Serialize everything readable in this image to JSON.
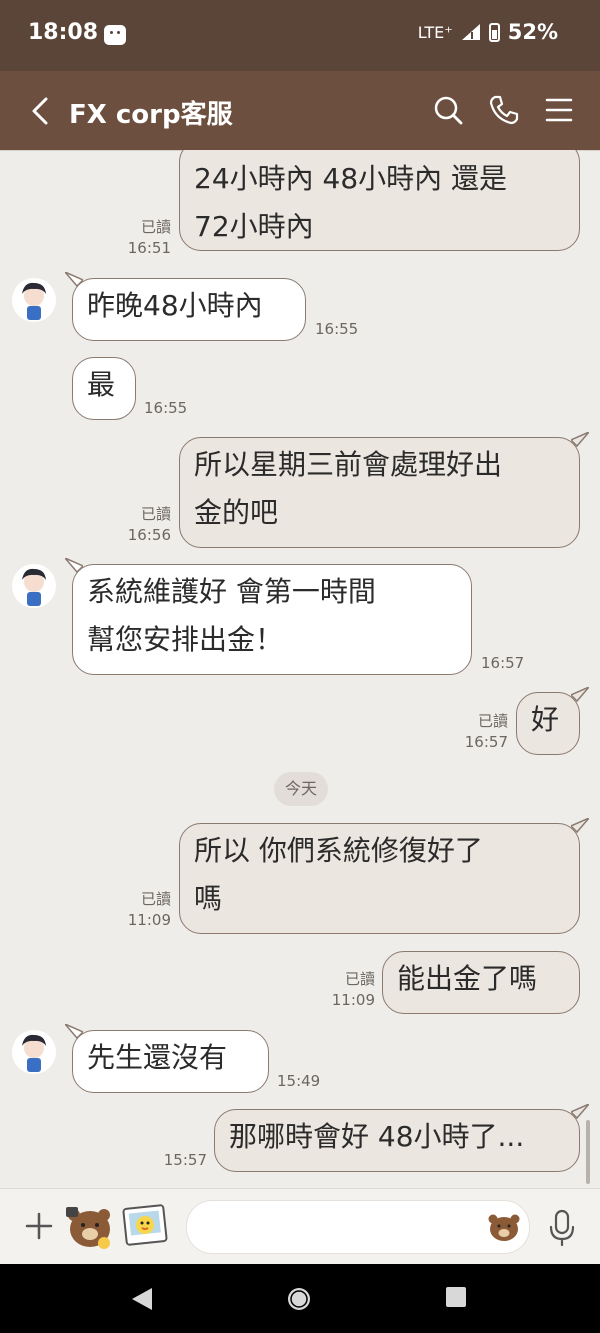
{
  "status_bar": {
    "time": "18:08",
    "network": "LTE⁺",
    "battery": "52%"
  },
  "header": {
    "title": "FX corp客服"
  },
  "date_divider": "今天",
  "messages": [
    {
      "dir": "out",
      "lines": [
        "24小時內 48小時內 還是",
        "72小時內"
      ],
      "read": "已讀",
      "time": "16:51"
    },
    {
      "dir": "in",
      "lines": [
        "昨晚48小時內"
      ],
      "time": "16:55"
    },
    {
      "dir": "in",
      "lines": [
        "最"
      ],
      "time": "16:55"
    },
    {
      "dir": "out",
      "lines": [
        "所以星期三前會處理好出",
        "金的吧"
      ],
      "read": "已讀",
      "time": "16:56"
    },
    {
      "dir": "in",
      "lines": [
        "系統維護好 會第一時間",
        "幫您安排出金！"
      ],
      "time": "16:57"
    },
    {
      "dir": "out",
      "lines": [
        "好"
      ],
      "read": "已讀",
      "time": "16:57"
    },
    {
      "dir": "out",
      "lines": [
        "所以 你們系統修復好了",
        "嗎"
      ],
      "read": "已讀",
      "time": "11:09"
    },
    {
      "dir": "out",
      "lines": [
        "能出金了嗎"
      ],
      "read": "已讀",
      "time": "11:09"
    },
    {
      "dir": "in",
      "lines": [
        "先生還沒有"
      ],
      "time": "15:49"
    },
    {
      "dir": "out",
      "lines": [
        "那哪時會好 48小時了..."
      ],
      "time": "15:57"
    }
  ],
  "icons": {
    "back": "chevron-left-icon",
    "search": "search-icon",
    "call": "phone-icon",
    "menu": "menu-icon",
    "plus": "plus-icon",
    "sticker": "sticker-icon",
    "emoji": "emoji-icon",
    "mic": "microphone-icon"
  },
  "colors": {
    "header_bg": "#6d4f3f",
    "status_bg": "#5b4539",
    "chat_bg": "#efedea",
    "out_bubble": "#ece6e0",
    "in_bubble": "#ffffff"
  }
}
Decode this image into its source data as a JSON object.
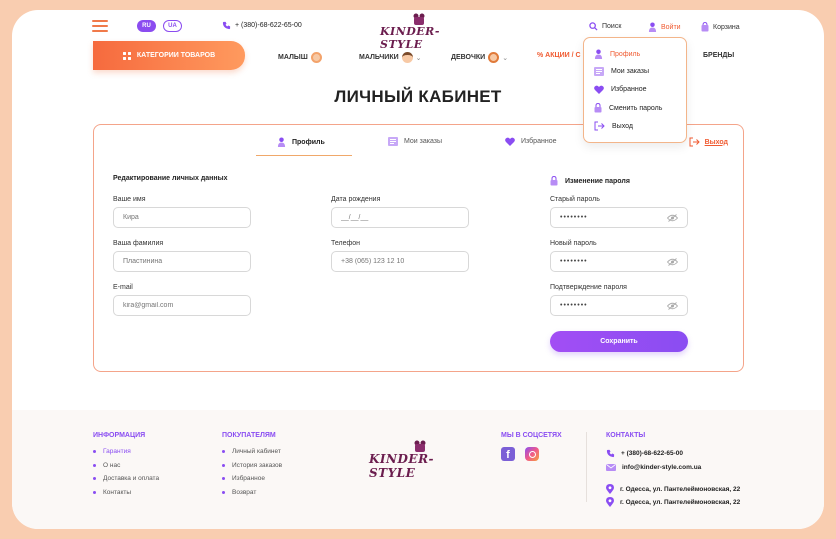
{
  "header": {
    "lang_ru": "RU",
    "lang_ua": "UA",
    "phone": "+ (380)-68-622-65-00",
    "logo": "KINDER-STYLE",
    "search": "Поиск",
    "login": "Войти",
    "cart": "Корзина"
  },
  "nav": {
    "categories_button": "КАТЕГОРИИ ТОВАРОВ",
    "items": [
      "МАЛЫШ",
      "МАЛЬЧИКИ",
      "ДЕВОЧКИ",
      "% АКЦИИ / С",
      "БРЕНДЫ"
    ]
  },
  "account_menu": {
    "items": [
      "Профиль",
      "Мои заказы",
      "Избранное",
      "Сменить пароль",
      "Выход"
    ],
    "active": "Профиль"
  },
  "page": {
    "title": "ЛИЧНЫЙ КАБИНЕТ",
    "tabs": [
      "Профиль",
      "Мои заказы",
      "Избранное"
    ],
    "exit": "Выход"
  },
  "profile_form": {
    "section_title": "Редактирование личных данных",
    "first_name": {
      "label": "Ваше имя",
      "placeholder": "Кира"
    },
    "last_name": {
      "label": "Ваша фамилия",
      "placeholder": "Пластинина"
    },
    "email": {
      "label": "E-mail",
      "placeholder": "kira@gmail.com"
    },
    "birth_date": {
      "label": "Дата рождения",
      "placeholder": "__/__/__"
    },
    "phone": {
      "label": "Телефон",
      "placeholder": "+38 (065) 123 12 10"
    }
  },
  "password_form": {
    "section_title": "Изменение пароля",
    "old_password": {
      "label": "Старый пароль",
      "value": "••••••••"
    },
    "new_password": {
      "label": "Новый пароль",
      "value": "••••••••"
    },
    "confirm_password": {
      "label": "Подтверждение пароля",
      "value": "••••••••"
    },
    "save_button": "Сохранить"
  },
  "footer": {
    "info": {
      "title": "ИНФОРМАЦИЯ",
      "items": [
        "Гарантия",
        "О нас",
        "Доставка и оплата",
        "Контакты"
      ]
    },
    "buyers": {
      "title": "ПОКУПАТЕЛЯМ",
      "items": [
        "Личный кабинет",
        "История заказов",
        "Избранное",
        "Возврат"
      ]
    },
    "logo": "KINDER-STYLE",
    "social": {
      "title": "МЫ В СОЦСЕТЯХ"
    },
    "contacts": {
      "title": "КОНТАКТЫ",
      "phone": "+ (380)-68-622-65-00",
      "email": "info@kinder-style.com.ua",
      "address_1": "г. Одесса, ул. Пантелеймоновская, 22",
      "address_2": "г. Одесса, ул. Пантелеймоновская, 22"
    }
  },
  "colors": {
    "accent_orange": "#f66a3e",
    "accent_purple": "#8a4df2",
    "logo": "#6b1d4e"
  }
}
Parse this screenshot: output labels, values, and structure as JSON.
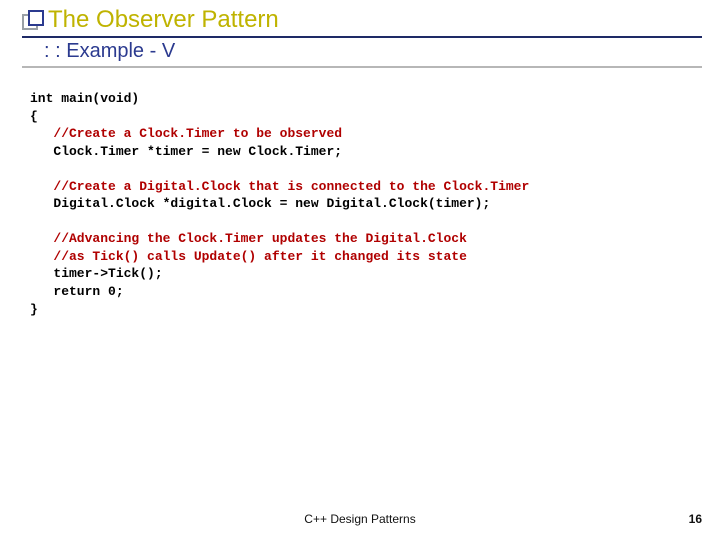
{
  "header": {
    "title": "The Observer Pattern",
    "subtitle": ": : Example - V"
  },
  "code": {
    "l1": "int main(void)",
    "l2": "{",
    "c1": "   //Create a Clock.Timer to be observed",
    "l3": "   Clock.Timer *timer = new Clock.Timer;",
    "c2": "   //Create a Digital.Clock that is connected to the Clock.Timer",
    "l4": "   Digital.Clock *digital.Clock = new Digital.Clock(timer);",
    "c3": "   //Advancing the Clock.Timer updates the Digital.Clock",
    "c4": "   //as Tick() calls Update() after it changed its state",
    "l5": "   timer->Tick();",
    "l6": "   return 0;",
    "l7": "}"
  },
  "footer": {
    "text": "C++ Design Patterns",
    "page": "16"
  }
}
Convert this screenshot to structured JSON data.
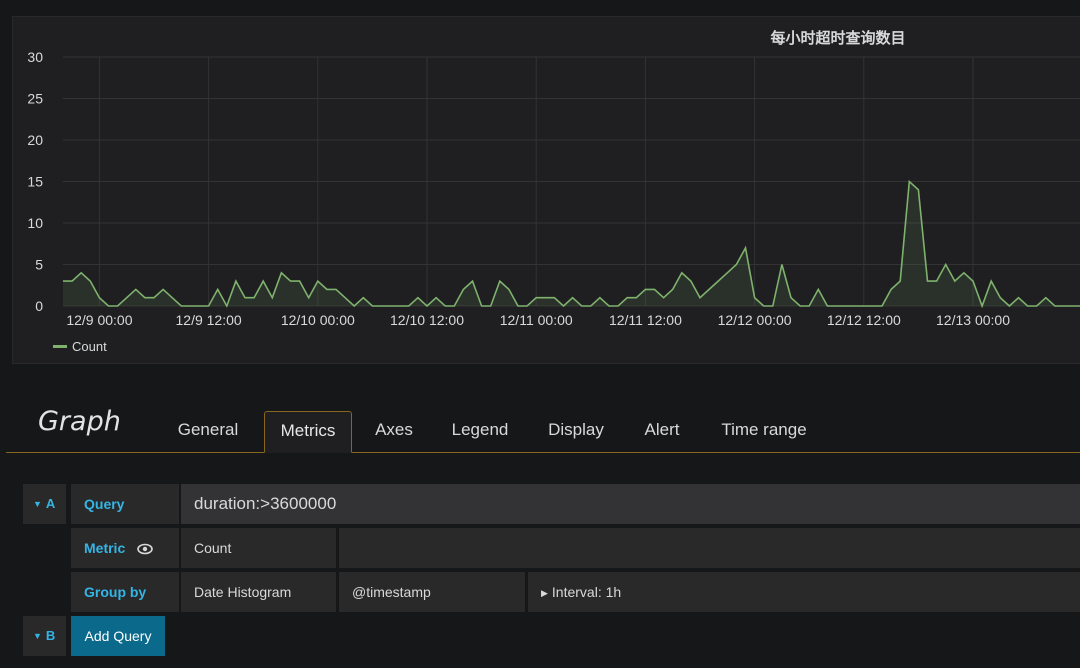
{
  "panel": {
    "title": "每小时超时查询数目"
  },
  "chart_data": {
    "type": "area",
    "title": "每小时超时查询数目",
    "x_ticks": [
      "12/9 00:00",
      "12/9 12:00",
      "12/10 00:00",
      "12/10 12:00",
      "12/11 00:00",
      "12/11 12:00",
      "12/12 00:00",
      "12/12 12:00",
      "12/13 00:00"
    ],
    "y_ticks": [
      "0",
      "5",
      "10",
      "15",
      "20",
      "25",
      "30"
    ],
    "ylim": [
      0,
      30
    ],
    "x_start": "12/8 20:00",
    "x_interval": "1h",
    "grid": true,
    "legend_position": "bottom-left",
    "series": [
      {
        "name": "Count",
        "color": "#7eb26d",
        "values": [
          3,
          3,
          4,
          3,
          1,
          0,
          0,
          1,
          2,
          1,
          1,
          2,
          1,
          0,
          0,
          0,
          0,
          2,
          0,
          3,
          1,
          1,
          3,
          1,
          4,
          3,
          3,
          1,
          3,
          2,
          2,
          1,
          0,
          1,
          0,
          0,
          0,
          0,
          0,
          1,
          0,
          1,
          0,
          0,
          2,
          3,
          0,
          0,
          3,
          2,
          0,
          0,
          1,
          1,
          1,
          0,
          1,
          0,
          0,
          1,
          0,
          0,
          1,
          1,
          2,
          2,
          1,
          2,
          4,
          3,
          1,
          2,
          3,
          4,
          5,
          7,
          1,
          0,
          0,
          5,
          1,
          0,
          0,
          2,
          0,
          0,
          0,
          0,
          0,
          0,
          0,
          2,
          3,
          15,
          14,
          3,
          3,
          5,
          3,
          4,
          3,
          0,
          3,
          1,
          0,
          1,
          0,
          0,
          1,
          0,
          0,
          0,
          0,
          0,
          2,
          0
        ]
      }
    ]
  },
  "legend": {
    "series_name": "Count"
  },
  "editor": {
    "title": "Graph",
    "tabs": [
      {
        "label": "General"
      },
      {
        "label": "Metrics"
      },
      {
        "label": "Axes"
      },
      {
        "label": "Legend"
      },
      {
        "label": "Display"
      },
      {
        "label": "Alert"
      },
      {
        "label": "Time range"
      }
    ],
    "active_tab": "Metrics"
  },
  "query_a": {
    "letter": "A",
    "query_label": "Query",
    "query_value": "duration:>3600000",
    "metric_label": "Metric",
    "metric_value": "Count",
    "group_by_label": "Group by",
    "group_by_value": "Date Histogram",
    "group_by_field": "@timestamp",
    "interval": "Interval: 1h"
  },
  "query_b": {
    "letter": "B",
    "add_query_label": "Add Query"
  },
  "colors": {
    "accent": "#33b5e5",
    "series": "#7eb26d",
    "tab_border": "#886522",
    "button": "#0b6a8c"
  }
}
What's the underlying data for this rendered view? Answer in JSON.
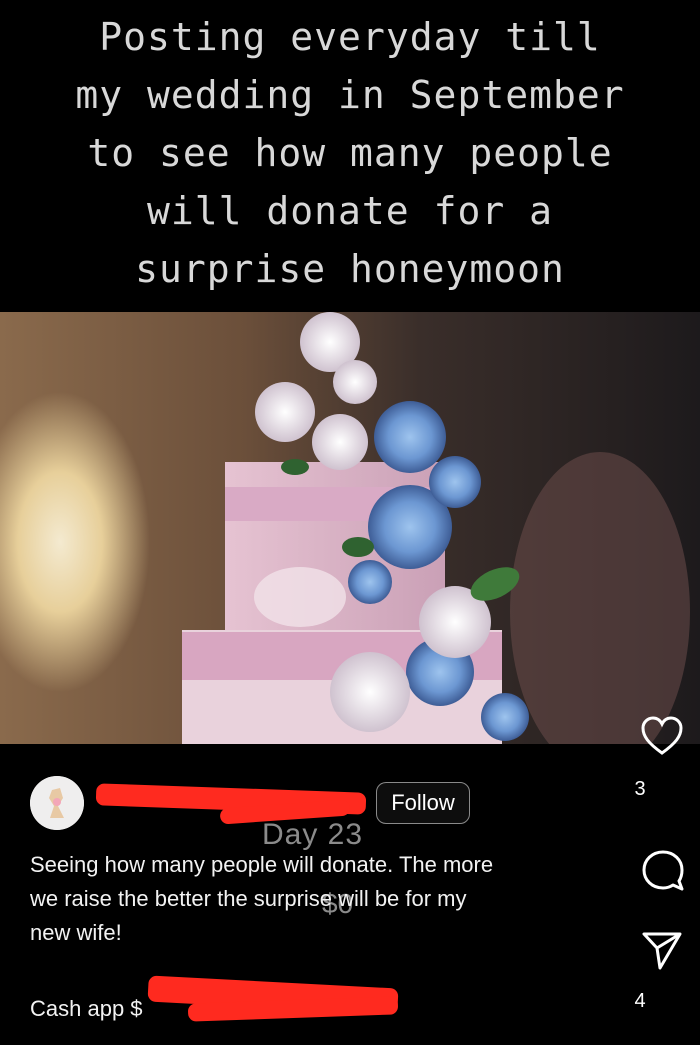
{
  "headline": {
    "line1": "Posting everyday till",
    "line2": "my wedding in September",
    "line3": "to see how many people",
    "line4": "will donate for a",
    "line5": "surprise honeymoon"
  },
  "photo": {
    "subject": "wedding-cake-with-flowers"
  },
  "actions": {
    "like_count": "3",
    "share_count": "4"
  },
  "author": {
    "follow_label": "Follow",
    "name_visible_fragment": "..."
  },
  "overlay": {
    "day_label": "Day 23",
    "amount_label": "$0"
  },
  "caption": {
    "text_line1": "Seeing how many people will donate. The more",
    "text_line2": "we raise the better the surprise will be for my",
    "text_line3": "new wife!",
    "cashapp_label": "Cash app $"
  },
  "colors": {
    "redaction": "#ff2a1f",
    "background": "#000000",
    "overlay_text": "#8b8b8b"
  }
}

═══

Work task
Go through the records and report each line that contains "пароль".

Reply to the exercise
      "Сменить пароль",
      "label": "Старый пароль",
      "label": "Новый пароль",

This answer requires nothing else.